Measuring the co-occurrence patterns of words with pointwise mutual information (PMI) can help identify bigram word-pairs that are unusually represented in the work of a given author. By comparing the PMI values of the Latin epic corpus to the PMI values of Vergil, for example, scholars can discover which word pairings are particularly Vergilian. Many of these Vergilian phrases will be obvious, such as pius Aeneas and puer Ascanius. Others, however, invite further investigation. Some word pairings are so unexpected that they may be sufficiently marked for quotation and imitation.
Tesserae is in the process of incorporating PMI data as an option for scoring search results. Tesserae scores currently rate rare words shared between two texts as more likely to constitute an allusion. This is problematic for capturing allusions from Vergil, who is known for combining common words in uncommon ways, in what ancient critics called a new form or affectation (cacozelia). The incorporation of comparative bigram frequencies can more accurately score allusions to Vergilian bigrams, which would otherwise be erroneously demoted. For example, if a search result is particularly indicative of the source author, but not of the corpus or target author, this might indicate that the target author is quoting a recognizable phrase. In this case, the Tesserae score should be increased. If the match is indicative of a target author’s shared language, but not of the corpus or the source author, it is less likely that the target author is trying to evoke the source author. In this case, the Tesserae score should be decreased.
Many studies from the 1990’s on have shown the efficacy of analyzing word co-occurrence patterns in English. In 2000, Rydberg-Cox adapted existing methods for ancient Greek as a basis for philological research. PMI values represent a ratio of “actual” versus “expected” frequency with which two words appear near each.
The actual frequency of a bigram is a measurement of the frequency with which a combination of words x and y occurs. The expected bigram frequency is a measurement of the frequency with which words x and y might have occurred as a bigram based on the frequencies of its constituent unigrams. This represents the bigram frequencies we would see if the distribution of each word were independent of the distribution of the other. In reality, contextual and syntactic relationships change the likelihood that word y will follow word x, and so the actual and expected frequency values diverge. Finally, because PMI overemphasizes low-frequency collocations, it is standard practice to cut off extremely rare words and to log and normalize the results.

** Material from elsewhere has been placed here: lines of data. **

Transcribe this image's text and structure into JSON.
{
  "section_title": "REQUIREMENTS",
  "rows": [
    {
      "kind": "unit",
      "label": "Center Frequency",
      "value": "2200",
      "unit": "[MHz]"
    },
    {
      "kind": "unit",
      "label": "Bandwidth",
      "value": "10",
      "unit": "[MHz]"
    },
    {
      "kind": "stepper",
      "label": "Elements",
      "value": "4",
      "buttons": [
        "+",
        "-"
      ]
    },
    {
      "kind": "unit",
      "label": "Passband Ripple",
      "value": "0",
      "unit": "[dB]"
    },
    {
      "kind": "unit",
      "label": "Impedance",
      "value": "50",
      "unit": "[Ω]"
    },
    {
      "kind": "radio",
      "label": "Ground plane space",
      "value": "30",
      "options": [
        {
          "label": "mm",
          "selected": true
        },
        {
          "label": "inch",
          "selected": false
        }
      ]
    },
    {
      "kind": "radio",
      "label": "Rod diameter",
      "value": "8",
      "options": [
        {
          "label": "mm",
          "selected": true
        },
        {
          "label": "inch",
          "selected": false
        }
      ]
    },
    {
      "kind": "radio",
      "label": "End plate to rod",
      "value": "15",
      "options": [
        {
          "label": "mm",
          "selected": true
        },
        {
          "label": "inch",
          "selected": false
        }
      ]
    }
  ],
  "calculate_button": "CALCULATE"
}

Results from the Aeneid and the corpus are then normalized so that PMI values can be meaningfully compared. Normalization translates the scale of the PMI values from Vergil and from Latin epic authors to a range from -1 to 1. Positive PMI values indicate that once you read one word in Vergil, the uncertainty of the next words dramatically shrinks. Negative PMI values indicate that the presence of one word in Latin epic negligibly affects the possibility pool for the next word.
Consider the following example of a high PMI value from Vergil’s Aeneid 12.338: fumantis sudore quatit, miserabile caesis. Fumantis sudore describes horses frothing with sweat, and has a normalized PMI score of 0.684. Since PMI values for Vergil indicate that fumo usually occurs with incense, altars, food and homes, and sudor usually occurs with people, blood, and labor, fumantis sudore is “marked” or unusual phrase in Vergil. Since fumantis sudore is not a high ranking result in the PMI values of the Latin epic corpus, it is further likely to be an example of particularly “Vergilian” language.
The following graph shows the PMI values for Vergilian bigrams that also exist in the epic corpus. Most of the PMIs are positive, indicating strong associations between words. The data with the highest PMI values represents the strongest word associations in Vergil.
The next graph shows the PMI values for bigrams in the epic corpus that also exist in Vergil. Here, the PMIs are mostly negative. This indicates that in epic as a whole, word association is more flexible than in Vergil alone.
These graphs indicate that Vergil’s word associations as different from those in the epic corpus generally. For example, Vergil’s normalized PMI for aequore~toto is about 0.5, occurring 6 times. In the rest of Latin epic, aequore~toto appears 9 times and has a normalized PMI of 0.03. The difference is that in Vergil, aequore expects toto, whereas is in epic generally, aequore does not prime the reader to expect toto.
The data does not tell us which author differs from the corpus more dramatically – other normalization factors will have to be put into place before we can compare, for example, Vergil’s distance from the corpus to Lucan’s distance from the corpus. Beyond its applications for Tesserae, co-occurrence patterns can improve our understanding of what phrases are more striking or marked than others, and of what constitutes the recognizability of an ancient author’s hand.